[[ DATA SHOWN, beginning ]]

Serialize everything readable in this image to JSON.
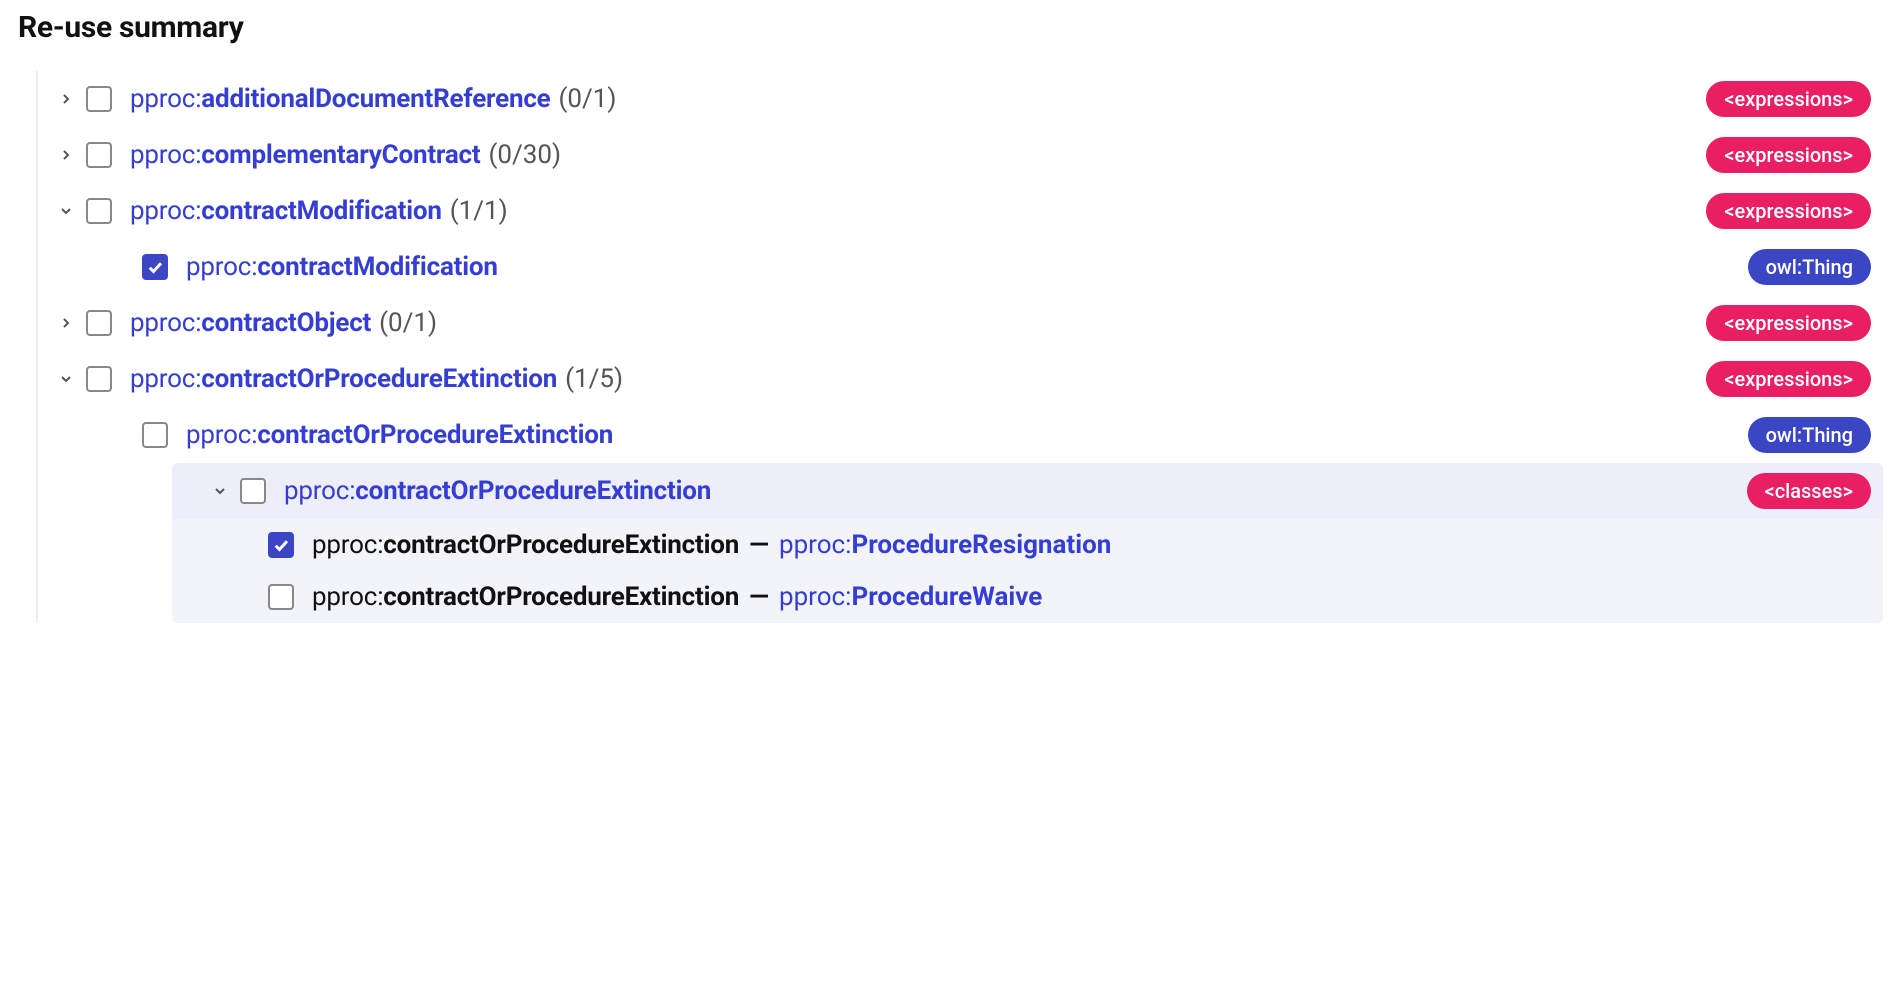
{
  "title": "Re-use summary",
  "badges": {
    "expressions": "<expressions>",
    "classes": "<classes>",
    "owlThing": "owl:Thing"
  },
  "dash": "—",
  "row0": {
    "prefix": "pproc:",
    "name": "additionalDocumentReference",
    "counts": "(0/1)"
  },
  "row1": {
    "prefix": "pproc:",
    "name": "complementaryContract",
    "counts": "(0/30)"
  },
  "row2": {
    "prefix": "pproc:",
    "name": "contractModification",
    "counts": "(1/1)"
  },
  "row2a": {
    "prefix": "pproc:",
    "name": "contractModification"
  },
  "row3": {
    "prefix": "pproc:",
    "name": "contractObject",
    "counts": "(0/1)"
  },
  "row4": {
    "prefix": "pproc:",
    "name": "contractOrProcedureExtinction",
    "counts": "(1/5)"
  },
  "row4a": {
    "prefix": "pproc:",
    "name": "contractOrProcedureExtinction"
  },
  "row4b": {
    "prefix": "pproc:",
    "name": "contractOrProcedureExtinction"
  },
  "row4b1": {
    "leftPrefix": "pproc:",
    "leftName": "contractOrProcedureExtinction",
    "rightPrefix": "pproc:",
    "rightName": "ProcedureResignation"
  },
  "row4b2": {
    "leftPrefix": "pproc:",
    "leftName": "contractOrProcedureExtinction",
    "rightPrefix": "pproc:",
    "rightName": "ProcedureWaive"
  }
}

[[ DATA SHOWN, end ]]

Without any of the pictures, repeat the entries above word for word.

■ **OUTPUT OF THE EXERCISE**:
Serialize everything readable in this image to JSON.
{
  "title": "Re-use summary",
  "badges": {
    "expressions": "<expressions>",
    "classes": "<classes>",
    "owlThing": "owl:Thing"
  },
  "dash": "—",
  "row0": {
    "prefix": "pproc:",
    "name": "additionalDocumentReference",
    "counts": "(0/1)"
  },
  "row1": {
    "prefix": "pproc:",
    "name": "complementaryContract",
    "counts": "(0/30)"
  },
  "row2": {
    "prefix": "pproc:",
    "name": "contractModification",
    "counts": "(1/1)"
  },
  "row2a": {
    "prefix": "pproc:",
    "name": "contractModification"
  },
  "row3": {
    "prefix": "pproc:",
    "name": "contractObject",
    "counts": "(0/1)"
  },
  "row4": {
    "prefix": "pproc:",
    "name": "contractOrProcedureExtinction",
    "counts": "(1/5)"
  },
  "row4a": {
    "prefix": "pproc:",
    "name": "contractOrProcedureExtinction"
  },
  "row4b": {
    "prefix": "pproc:",
    "name": "contractOrProcedureExtinction"
  },
  "row4b1": {
    "leftPrefix": "pproc:",
    "leftName": "contractOrProcedureExtinction",
    "rightPrefix": "pproc:",
    "rightName": "ProcedureResignation"
  },
  "row4b2": {
    "leftPrefix": "pproc:",
    "leftName": "contractOrProcedureExtinction",
    "rightPrefix": "pproc:",
    "rightName": "ProcedureWaive"
  }
}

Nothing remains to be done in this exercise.